Assigned task: Could you please return each line of the data that has the word "What"?

Extracted records:
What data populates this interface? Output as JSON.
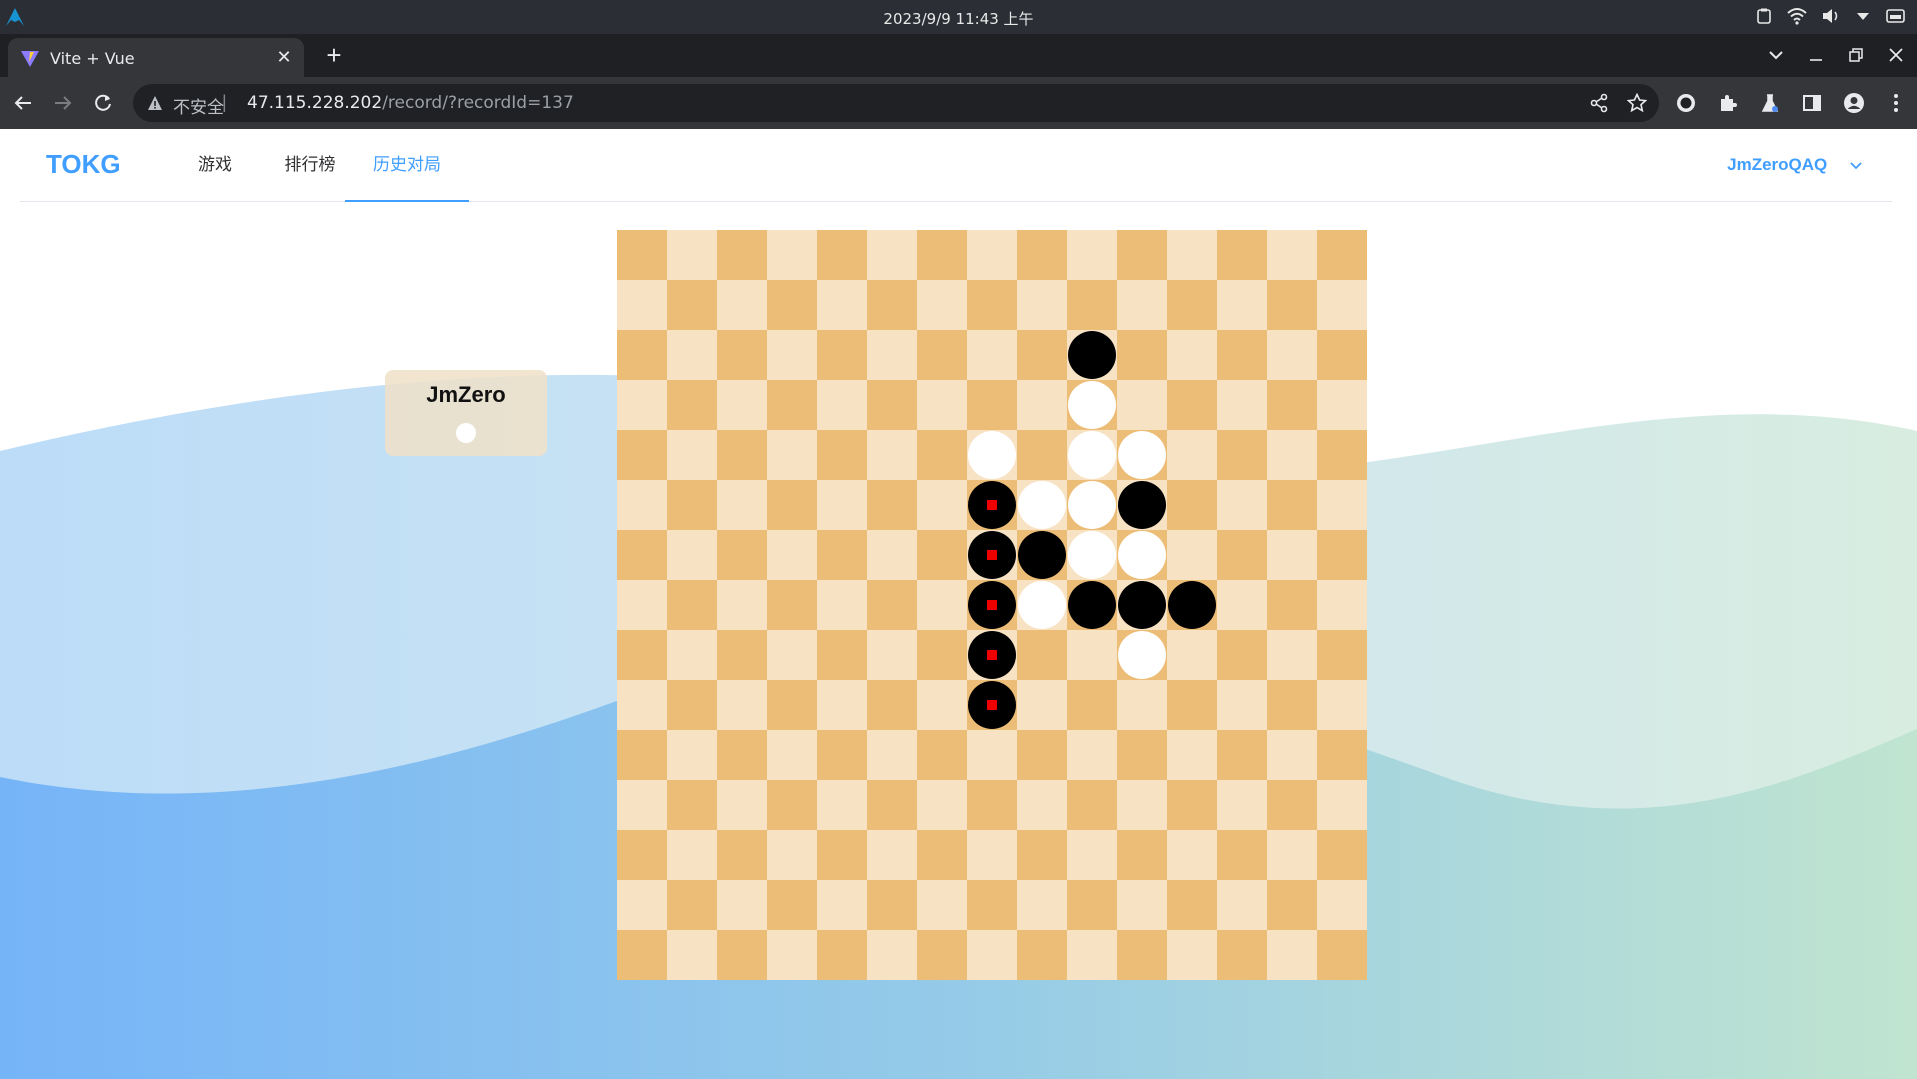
{
  "os": {
    "datetime": "2023/9/9  11:43 上午",
    "tray_icons": [
      "clipboard-icon",
      "wifi-icon",
      "volume-icon",
      "dropdown-icon",
      "battery-icon"
    ]
  },
  "browser": {
    "tab": {
      "title": "Vite + Vue",
      "favicon": "vite-icon"
    },
    "address": {
      "security_label": "不安全",
      "url_host": "47.115.228.202",
      "url_path": "/record/?recordId=137"
    }
  },
  "navbar": {
    "brand": "TOKG",
    "items": [
      {
        "label": "游戏",
        "active": false
      },
      {
        "label": "排行榜",
        "active": false
      },
      {
        "label": "历史对局",
        "active": true
      }
    ],
    "user": "JmZeroQAQ"
  },
  "player": {
    "name": "JmZero",
    "stone": "white"
  },
  "board": {
    "size": 15,
    "colors": {
      "dark": "#ecbd77",
      "light": "#f8e2c4",
      "highlight": "#ee0000"
    },
    "stones": [
      {
        "row": 2,
        "col": 9,
        "color": "black",
        "marked": false
      },
      {
        "row": 3,
        "col": 9,
        "color": "white",
        "marked": false
      },
      {
        "row": 4,
        "col": 7,
        "color": "white",
        "marked": false
      },
      {
        "row": 4,
        "col": 9,
        "color": "white",
        "marked": false
      },
      {
        "row": 4,
        "col": 10,
        "color": "white",
        "marked": false
      },
      {
        "row": 5,
        "col": 7,
        "color": "black",
        "marked": true
      },
      {
        "row": 5,
        "col": 8,
        "color": "white",
        "marked": false
      },
      {
        "row": 5,
        "col": 9,
        "color": "white",
        "marked": false
      },
      {
        "row": 5,
        "col": 10,
        "color": "black",
        "marked": false
      },
      {
        "row": 6,
        "col": 7,
        "color": "black",
        "marked": true
      },
      {
        "row": 6,
        "col": 8,
        "color": "black",
        "marked": false
      },
      {
        "row": 6,
        "col": 9,
        "color": "white",
        "marked": false
      },
      {
        "row": 6,
        "col": 10,
        "color": "white",
        "marked": false
      },
      {
        "row": 7,
        "col": 7,
        "color": "black",
        "marked": true
      },
      {
        "row": 7,
        "col": 8,
        "color": "white",
        "marked": false
      },
      {
        "row": 7,
        "col": 9,
        "color": "black",
        "marked": false
      },
      {
        "row": 7,
        "col": 10,
        "color": "black",
        "marked": false
      },
      {
        "row": 7,
        "col": 11,
        "color": "black",
        "marked": false
      },
      {
        "row": 8,
        "col": 7,
        "color": "black",
        "marked": true
      },
      {
        "row": 8,
        "col": 10,
        "color": "white",
        "marked": false
      },
      {
        "row": 9,
        "col": 7,
        "color": "black",
        "marked": true
      }
    ]
  }
}
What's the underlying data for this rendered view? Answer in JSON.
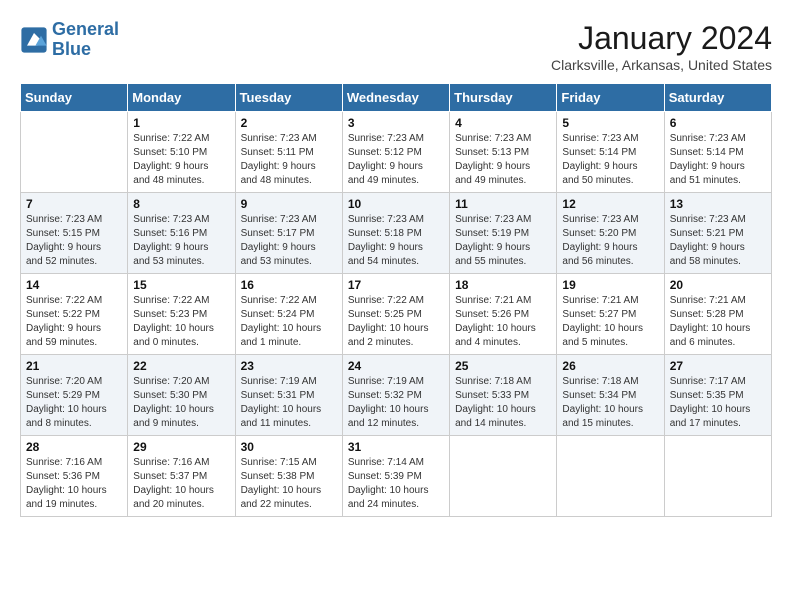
{
  "header": {
    "logo_line1": "General",
    "logo_line2": "Blue",
    "month": "January 2024",
    "location": "Clarksville, Arkansas, United States"
  },
  "weekdays": [
    "Sunday",
    "Monday",
    "Tuesday",
    "Wednesday",
    "Thursday",
    "Friday",
    "Saturday"
  ],
  "weeks": [
    [
      {
        "day": "",
        "info": ""
      },
      {
        "day": "1",
        "info": "Sunrise: 7:22 AM\nSunset: 5:10 PM\nDaylight: 9 hours\nand 48 minutes."
      },
      {
        "day": "2",
        "info": "Sunrise: 7:23 AM\nSunset: 5:11 PM\nDaylight: 9 hours\nand 48 minutes."
      },
      {
        "day": "3",
        "info": "Sunrise: 7:23 AM\nSunset: 5:12 PM\nDaylight: 9 hours\nand 49 minutes."
      },
      {
        "day": "4",
        "info": "Sunrise: 7:23 AM\nSunset: 5:13 PM\nDaylight: 9 hours\nand 49 minutes."
      },
      {
        "day": "5",
        "info": "Sunrise: 7:23 AM\nSunset: 5:14 PM\nDaylight: 9 hours\nand 50 minutes."
      },
      {
        "day": "6",
        "info": "Sunrise: 7:23 AM\nSunset: 5:14 PM\nDaylight: 9 hours\nand 51 minutes."
      }
    ],
    [
      {
        "day": "7",
        "info": "Sunrise: 7:23 AM\nSunset: 5:15 PM\nDaylight: 9 hours\nand 52 minutes."
      },
      {
        "day": "8",
        "info": "Sunrise: 7:23 AM\nSunset: 5:16 PM\nDaylight: 9 hours\nand 53 minutes."
      },
      {
        "day": "9",
        "info": "Sunrise: 7:23 AM\nSunset: 5:17 PM\nDaylight: 9 hours\nand 53 minutes."
      },
      {
        "day": "10",
        "info": "Sunrise: 7:23 AM\nSunset: 5:18 PM\nDaylight: 9 hours\nand 54 minutes."
      },
      {
        "day": "11",
        "info": "Sunrise: 7:23 AM\nSunset: 5:19 PM\nDaylight: 9 hours\nand 55 minutes."
      },
      {
        "day": "12",
        "info": "Sunrise: 7:23 AM\nSunset: 5:20 PM\nDaylight: 9 hours\nand 56 minutes."
      },
      {
        "day": "13",
        "info": "Sunrise: 7:23 AM\nSunset: 5:21 PM\nDaylight: 9 hours\nand 58 minutes."
      }
    ],
    [
      {
        "day": "14",
        "info": "Sunrise: 7:22 AM\nSunset: 5:22 PM\nDaylight: 9 hours\nand 59 minutes."
      },
      {
        "day": "15",
        "info": "Sunrise: 7:22 AM\nSunset: 5:23 PM\nDaylight: 10 hours\nand 0 minutes."
      },
      {
        "day": "16",
        "info": "Sunrise: 7:22 AM\nSunset: 5:24 PM\nDaylight: 10 hours\nand 1 minute."
      },
      {
        "day": "17",
        "info": "Sunrise: 7:22 AM\nSunset: 5:25 PM\nDaylight: 10 hours\nand 2 minutes."
      },
      {
        "day": "18",
        "info": "Sunrise: 7:21 AM\nSunset: 5:26 PM\nDaylight: 10 hours\nand 4 minutes."
      },
      {
        "day": "19",
        "info": "Sunrise: 7:21 AM\nSunset: 5:27 PM\nDaylight: 10 hours\nand 5 minutes."
      },
      {
        "day": "20",
        "info": "Sunrise: 7:21 AM\nSunset: 5:28 PM\nDaylight: 10 hours\nand 6 minutes."
      }
    ],
    [
      {
        "day": "21",
        "info": "Sunrise: 7:20 AM\nSunset: 5:29 PM\nDaylight: 10 hours\nand 8 minutes."
      },
      {
        "day": "22",
        "info": "Sunrise: 7:20 AM\nSunset: 5:30 PM\nDaylight: 10 hours\nand 9 minutes."
      },
      {
        "day": "23",
        "info": "Sunrise: 7:19 AM\nSunset: 5:31 PM\nDaylight: 10 hours\nand 11 minutes."
      },
      {
        "day": "24",
        "info": "Sunrise: 7:19 AM\nSunset: 5:32 PM\nDaylight: 10 hours\nand 12 minutes."
      },
      {
        "day": "25",
        "info": "Sunrise: 7:18 AM\nSunset: 5:33 PM\nDaylight: 10 hours\nand 14 minutes."
      },
      {
        "day": "26",
        "info": "Sunrise: 7:18 AM\nSunset: 5:34 PM\nDaylight: 10 hours\nand 15 minutes."
      },
      {
        "day": "27",
        "info": "Sunrise: 7:17 AM\nSunset: 5:35 PM\nDaylight: 10 hours\nand 17 minutes."
      }
    ],
    [
      {
        "day": "28",
        "info": "Sunrise: 7:16 AM\nSunset: 5:36 PM\nDaylight: 10 hours\nand 19 minutes."
      },
      {
        "day": "29",
        "info": "Sunrise: 7:16 AM\nSunset: 5:37 PM\nDaylight: 10 hours\nand 20 minutes."
      },
      {
        "day": "30",
        "info": "Sunrise: 7:15 AM\nSunset: 5:38 PM\nDaylight: 10 hours\nand 22 minutes."
      },
      {
        "day": "31",
        "info": "Sunrise: 7:14 AM\nSunset: 5:39 PM\nDaylight: 10 hours\nand 24 minutes."
      },
      {
        "day": "",
        "info": ""
      },
      {
        "day": "",
        "info": ""
      },
      {
        "day": "",
        "info": ""
      }
    ]
  ]
}
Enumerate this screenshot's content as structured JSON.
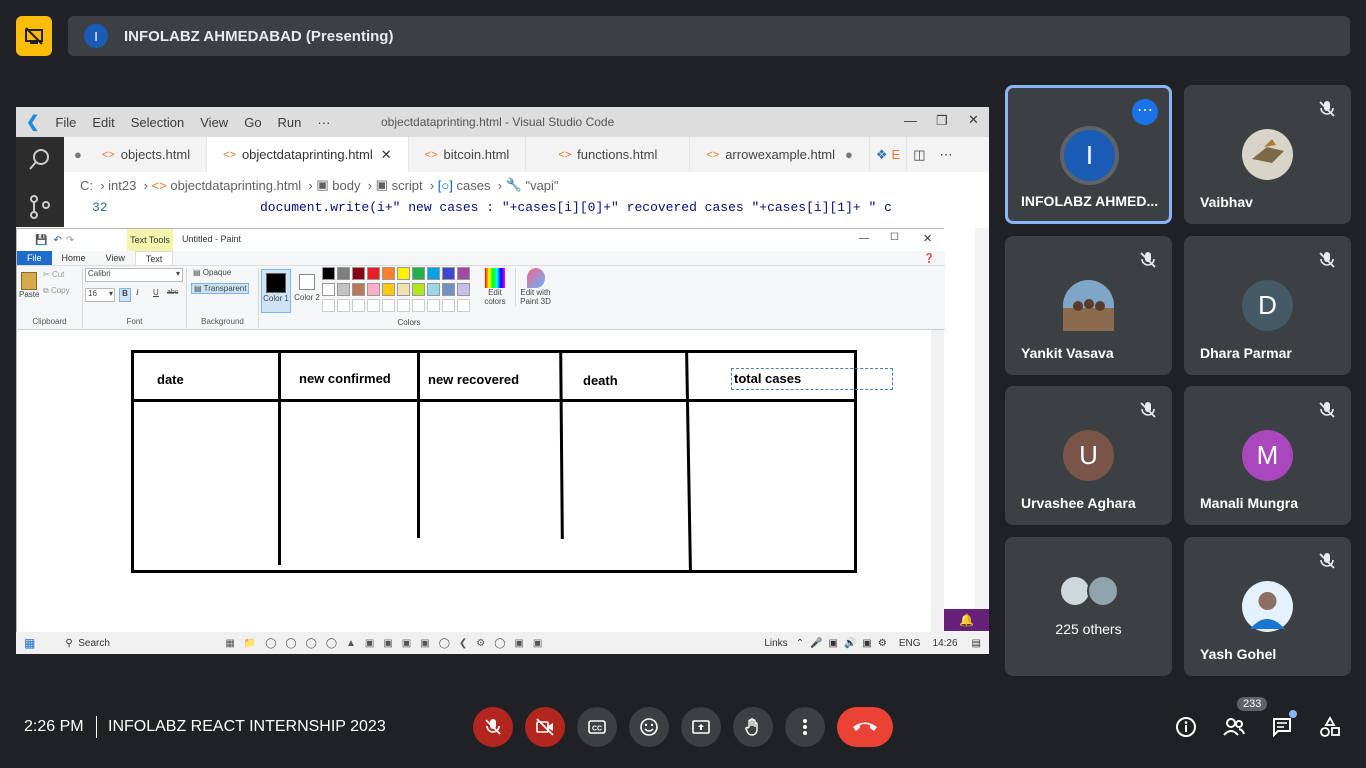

Output below:
What data populates this interface? Output as JSON.
What's the underlying data for this rendered view? Answer in JSON.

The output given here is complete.